By Sheldon Kirshner, The Canadian Jewish News, April 28, 2000
In 1979, when he was filming Shoah, his epic about the Holocaust, Claude Lanzmann interviewed 63 year-old Maurice Rossel, a Swiss Red Cross official who had written a rather glowing report about his visit to the Theresienstadt concentration camp in June 1944.
Rossel inspected Theresienstadt - a camp for "prominent" Jews, which funneled its hapless inmates to death camps like Auschwitz and Treblinka - with the consent of the German authorities. Having expected the Red Cross delegation, led by Rossel, the Germans cynically gussied up Theresienstadt so that it would appear to be an innocuous "model ghetto."
Certainly, Rossel was fooled. "I saw a normal small town" he told the incredulous Lanzmann.
Since Shoah was already shaping up to be an inordinately long film, Lanzmann decided not to use the Rossel clip. But now he has released it as a free standing documentary under the title of A Visitor from the Living. Taking the form of a conversation between Lanzmann and Rossel, it will be screened by Cinematheque on Sunday, April 30 at 2:45 p.m. at the Art Gallery of Ontario's Jackman Hall.
The 65-minute film, a deadpan testament to man's capacity for self-delusion, is well worth seeing.
Theresienstadt, 50 miles northeast of Prague, was emptied of its Czech inhabitants and filled with so-called "prominentia." They were assimilated Jews from all over Europe, but especially Germany, Austria and Czechoslovakia, who had distinguished themselves as high officials, politicians, scientists or decorated war veterans.
Packed into overcrowded barracks, and beset by malnutrition, the largely elderly Jews of Theresienstadt were doomed, destined for trans-shipment to the gas chambers of Poland.
Before Theresienstadt, Rossel had visited Auschwitz, unannounced, in 1943. The surprised commandant, receiving him courteously and expressing his admiration of Switzerland, showed him nothing. Rossel saw no crematoriums, nor could he smell the stench of burning flesh. The few prisoners he passed resembled walking skeletons.
The commandant, however, alluded to the "incredible job" he and his subordinates were performing. Europe, he boasted, would "thank" Nazi Germany one day.
Rossel, the representative of the International Red Cross Committee in Germany, left Auschwitz empty-handed, realizing in his heart of hearts that it was "a terrible place," but still unaware of its real diabolical purpose.

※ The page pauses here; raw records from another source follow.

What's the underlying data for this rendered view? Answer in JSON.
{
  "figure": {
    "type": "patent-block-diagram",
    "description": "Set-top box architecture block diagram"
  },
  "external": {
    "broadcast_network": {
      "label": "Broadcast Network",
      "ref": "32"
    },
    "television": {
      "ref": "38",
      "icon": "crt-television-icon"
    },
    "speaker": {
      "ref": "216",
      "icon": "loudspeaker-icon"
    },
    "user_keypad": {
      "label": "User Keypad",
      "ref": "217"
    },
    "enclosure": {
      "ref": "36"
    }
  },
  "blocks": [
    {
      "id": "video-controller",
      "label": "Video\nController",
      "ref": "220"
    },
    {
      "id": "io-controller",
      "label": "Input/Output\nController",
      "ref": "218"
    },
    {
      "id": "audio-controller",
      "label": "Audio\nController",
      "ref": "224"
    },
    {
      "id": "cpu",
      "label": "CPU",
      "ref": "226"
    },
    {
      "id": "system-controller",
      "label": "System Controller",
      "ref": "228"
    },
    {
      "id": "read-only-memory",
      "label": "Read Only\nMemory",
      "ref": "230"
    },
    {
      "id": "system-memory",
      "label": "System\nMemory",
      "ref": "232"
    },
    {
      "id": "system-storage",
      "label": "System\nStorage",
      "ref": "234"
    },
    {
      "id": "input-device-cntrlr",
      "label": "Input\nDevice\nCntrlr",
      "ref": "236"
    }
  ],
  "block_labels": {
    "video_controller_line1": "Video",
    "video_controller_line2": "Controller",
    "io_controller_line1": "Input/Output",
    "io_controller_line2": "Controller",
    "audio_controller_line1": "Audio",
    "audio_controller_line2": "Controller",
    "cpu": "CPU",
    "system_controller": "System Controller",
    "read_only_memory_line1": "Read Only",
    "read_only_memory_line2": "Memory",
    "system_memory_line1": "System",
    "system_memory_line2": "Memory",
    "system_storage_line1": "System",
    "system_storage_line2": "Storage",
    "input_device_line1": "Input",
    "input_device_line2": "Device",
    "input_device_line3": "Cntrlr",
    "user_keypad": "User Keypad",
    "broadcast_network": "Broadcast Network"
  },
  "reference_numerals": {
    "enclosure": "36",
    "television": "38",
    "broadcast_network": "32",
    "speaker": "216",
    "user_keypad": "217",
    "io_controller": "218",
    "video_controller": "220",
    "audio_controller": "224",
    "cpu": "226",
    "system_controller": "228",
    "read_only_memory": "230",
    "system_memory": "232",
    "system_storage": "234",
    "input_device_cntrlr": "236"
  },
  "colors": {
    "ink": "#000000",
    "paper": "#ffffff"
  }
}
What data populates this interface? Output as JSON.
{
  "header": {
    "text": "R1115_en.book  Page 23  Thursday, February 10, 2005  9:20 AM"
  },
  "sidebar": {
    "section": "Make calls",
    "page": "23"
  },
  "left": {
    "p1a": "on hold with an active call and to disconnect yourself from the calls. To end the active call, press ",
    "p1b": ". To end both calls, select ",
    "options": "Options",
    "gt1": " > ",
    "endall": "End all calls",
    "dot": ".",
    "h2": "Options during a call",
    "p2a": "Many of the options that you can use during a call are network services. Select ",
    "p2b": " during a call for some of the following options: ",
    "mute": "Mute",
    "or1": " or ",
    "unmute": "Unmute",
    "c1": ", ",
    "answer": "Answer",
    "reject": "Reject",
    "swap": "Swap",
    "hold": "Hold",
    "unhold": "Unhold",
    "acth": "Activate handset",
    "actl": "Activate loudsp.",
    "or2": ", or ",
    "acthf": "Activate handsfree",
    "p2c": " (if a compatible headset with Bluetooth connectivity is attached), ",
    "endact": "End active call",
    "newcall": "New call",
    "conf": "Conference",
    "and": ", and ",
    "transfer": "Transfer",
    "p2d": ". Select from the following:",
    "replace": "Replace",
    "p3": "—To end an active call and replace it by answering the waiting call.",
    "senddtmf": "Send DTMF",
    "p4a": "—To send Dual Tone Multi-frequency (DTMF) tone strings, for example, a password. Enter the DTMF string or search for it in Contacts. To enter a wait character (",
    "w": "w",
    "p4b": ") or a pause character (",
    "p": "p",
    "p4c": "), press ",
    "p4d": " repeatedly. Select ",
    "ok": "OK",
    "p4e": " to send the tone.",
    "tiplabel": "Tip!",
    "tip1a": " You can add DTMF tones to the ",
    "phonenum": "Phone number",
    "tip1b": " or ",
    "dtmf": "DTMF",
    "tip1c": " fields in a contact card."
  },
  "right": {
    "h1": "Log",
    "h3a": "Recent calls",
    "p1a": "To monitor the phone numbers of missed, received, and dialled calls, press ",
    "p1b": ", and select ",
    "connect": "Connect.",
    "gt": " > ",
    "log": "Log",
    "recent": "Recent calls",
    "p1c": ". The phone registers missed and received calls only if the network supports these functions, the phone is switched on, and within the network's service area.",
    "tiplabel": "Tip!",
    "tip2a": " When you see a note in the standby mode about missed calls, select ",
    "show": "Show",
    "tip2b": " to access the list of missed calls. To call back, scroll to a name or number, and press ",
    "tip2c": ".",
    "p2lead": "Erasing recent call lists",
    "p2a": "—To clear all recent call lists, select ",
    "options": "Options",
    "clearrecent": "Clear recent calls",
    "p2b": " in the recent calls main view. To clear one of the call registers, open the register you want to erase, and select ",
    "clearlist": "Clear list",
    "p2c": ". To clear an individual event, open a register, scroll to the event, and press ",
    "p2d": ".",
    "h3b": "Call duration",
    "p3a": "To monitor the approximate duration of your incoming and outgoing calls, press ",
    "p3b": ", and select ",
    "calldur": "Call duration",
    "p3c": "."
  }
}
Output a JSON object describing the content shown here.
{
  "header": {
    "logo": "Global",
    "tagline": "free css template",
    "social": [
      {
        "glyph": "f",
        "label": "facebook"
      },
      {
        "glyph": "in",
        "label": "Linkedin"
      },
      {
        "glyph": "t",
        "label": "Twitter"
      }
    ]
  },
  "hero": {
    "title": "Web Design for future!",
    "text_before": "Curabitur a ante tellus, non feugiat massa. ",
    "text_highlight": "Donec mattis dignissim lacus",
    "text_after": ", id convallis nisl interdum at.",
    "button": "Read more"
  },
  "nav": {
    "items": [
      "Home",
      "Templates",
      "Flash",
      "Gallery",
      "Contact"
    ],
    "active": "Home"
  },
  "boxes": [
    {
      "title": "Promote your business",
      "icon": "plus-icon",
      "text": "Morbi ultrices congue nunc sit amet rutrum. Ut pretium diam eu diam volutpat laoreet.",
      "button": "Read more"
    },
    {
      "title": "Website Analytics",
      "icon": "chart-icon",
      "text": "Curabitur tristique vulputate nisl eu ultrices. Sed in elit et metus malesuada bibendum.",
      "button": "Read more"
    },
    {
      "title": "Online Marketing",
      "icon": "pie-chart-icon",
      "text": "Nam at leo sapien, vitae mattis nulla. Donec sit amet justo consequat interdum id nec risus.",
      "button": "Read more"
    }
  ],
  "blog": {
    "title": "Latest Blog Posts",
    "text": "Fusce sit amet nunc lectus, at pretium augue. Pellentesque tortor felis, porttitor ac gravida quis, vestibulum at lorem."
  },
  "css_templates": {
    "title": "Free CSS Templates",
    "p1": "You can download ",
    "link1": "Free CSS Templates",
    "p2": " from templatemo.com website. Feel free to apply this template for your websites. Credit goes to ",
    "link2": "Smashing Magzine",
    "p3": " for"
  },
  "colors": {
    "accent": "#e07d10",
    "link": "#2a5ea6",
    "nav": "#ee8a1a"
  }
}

Rossel's visit to Theresienstadt, which lasted about three hours, was carefully stage managed to create a false impression. Rossel, unwillingly, legitimized Theresienstadt as a kind of Nazi Disney World.
In retrospect, he fully understands that he was taken for a fool and/or a naïf. There was, he now concedes, a "tricked-up," manipulative atmosphere in the camp, which the Germans had artfully transformed into a "Potemkin ghetto" for the day.
The tour was conducted by a robotic Jewish doctor who was subsequently executed. The Jews in Rossel's line of vision, wearing yellow stars, were docile and passive. In fact, they were terrified.
Thinking that he had entered a camp for "privileged" Jews, Rossel was impressed by the immaculate facilities - the kindergartens, the parks, the cafes, the synagogue, the living quarters. He could not see beyond the falsified façade. Nor could he have known that 5,000 Jews had been dispatched to Auschwitz on the eve of his brief and unedifying visit.
Looking back at his useless visit, Rossel, his face a passive mask, admits that he was bamboozled by the Germans. "It's amazing that no one ever said, "This is a farce,'" he observes, still amazed by the "play acting" of the Jews.
Smoking a cigarillo, he admits that he would not have written a rosy report about Theresienstadt had he been apprised of its actual function.
It is not exactly a startling admission. But as these words spill out of his mouth, his unblinking eyes reveal a flicker of apologetic emotion for the first time in the interview.